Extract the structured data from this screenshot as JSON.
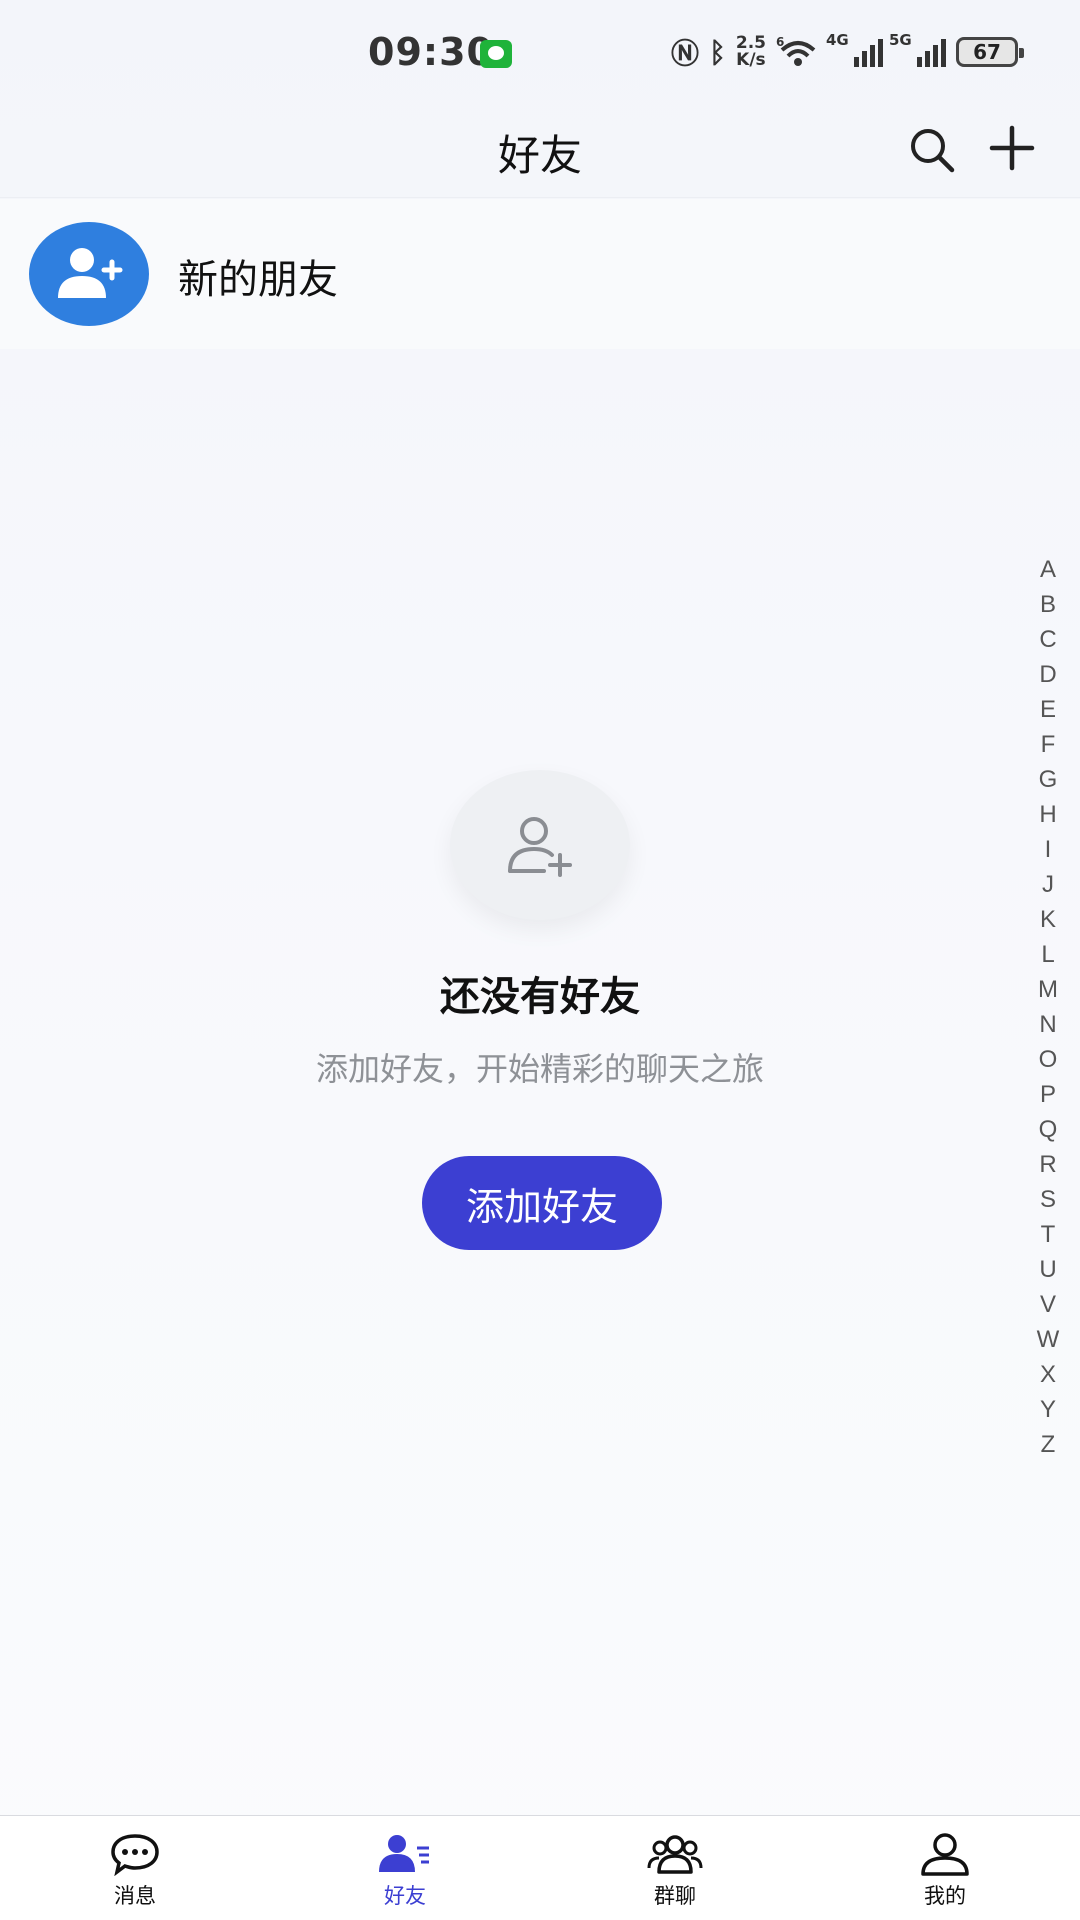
{
  "status_bar": {
    "time": "09:30",
    "net_speed_value": "2.5",
    "net_speed_unit": "K/s",
    "wifi_label": "6",
    "signal1_label": "4G",
    "signal2_label": "5G",
    "battery": "67"
  },
  "header": {
    "title": "好友",
    "search_icon": "search-icon",
    "add_icon": "plus-icon"
  },
  "new_friends": {
    "label": "新的朋友",
    "icon": "add-user-icon"
  },
  "empty_state": {
    "icon": "add-user-outline-icon",
    "title": "还没有好友",
    "subtitle": "添加好友，开始精彩的聊天之旅",
    "button_label": "添加好友"
  },
  "alphabet_index": [
    "A",
    "B",
    "C",
    "D",
    "E",
    "F",
    "G",
    "H",
    "I",
    "J",
    "K",
    "L",
    "M",
    "N",
    "O",
    "P",
    "Q",
    "R",
    "S",
    "T",
    "U",
    "V",
    "W",
    "X",
    "Y",
    "Z"
  ],
  "tabs": [
    {
      "label": "消息",
      "icon": "chat-bubble-icon",
      "active": false
    },
    {
      "label": "好友",
      "icon": "contacts-icon",
      "active": true
    },
    {
      "label": "群聊",
      "icon": "group-icon",
      "active": false
    },
    {
      "label": "我的",
      "icon": "profile-icon",
      "active": false
    }
  ],
  "colors": {
    "accent": "#3c3fd2",
    "avatar_blue": "#2f7fdf"
  }
}
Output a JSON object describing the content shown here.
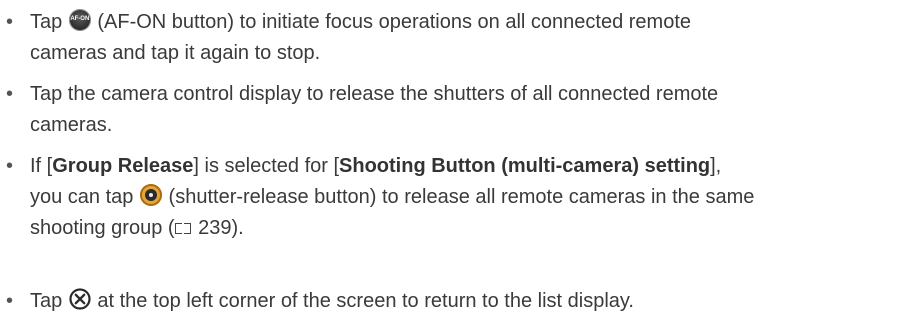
{
  "bullet": "•",
  "icons": {
    "af_on": "AF-ON",
    "shutter": "shutter-release-icon",
    "close": "close-circle-icon",
    "page_ref": "book-icon"
  },
  "items": [
    {
      "line1_pre": "Tap",
      "line1_post": "(AF-ON button) to initiate focus operations on all connected remote",
      "line2": "cameras and tap it again to stop."
    },
    {
      "line1": "Tap the camera control display to release the shutters of all connected remote",
      "line2": "cameras."
    },
    {
      "line1_a": "If [",
      "line1_b": "Group Release",
      "line1_c": "] is selected for [",
      "line1_d": "Shooting Button (multi-camera) setting",
      "line1_e": "],",
      "line2_pre": "you can tap",
      "line2_post": "(shutter-release button) to release all remote cameras in the same",
      "line3_pre": "shooting group (",
      "line3_page": "239",
      "line3_post": ")."
    },
    {
      "line1_pre": "Tap",
      "line1_post": "at the top left corner of the screen to return to the list display."
    }
  ]
}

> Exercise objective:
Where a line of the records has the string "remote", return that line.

> Reply:
      "line1_post": "(AF-ON button) to initiate focus operations on all connected remote",
      "line1": "Tap the camera control display to release the shutters of all connected remote",
      "line2_post": "(shutter-release button) to release all remote cameras in the same",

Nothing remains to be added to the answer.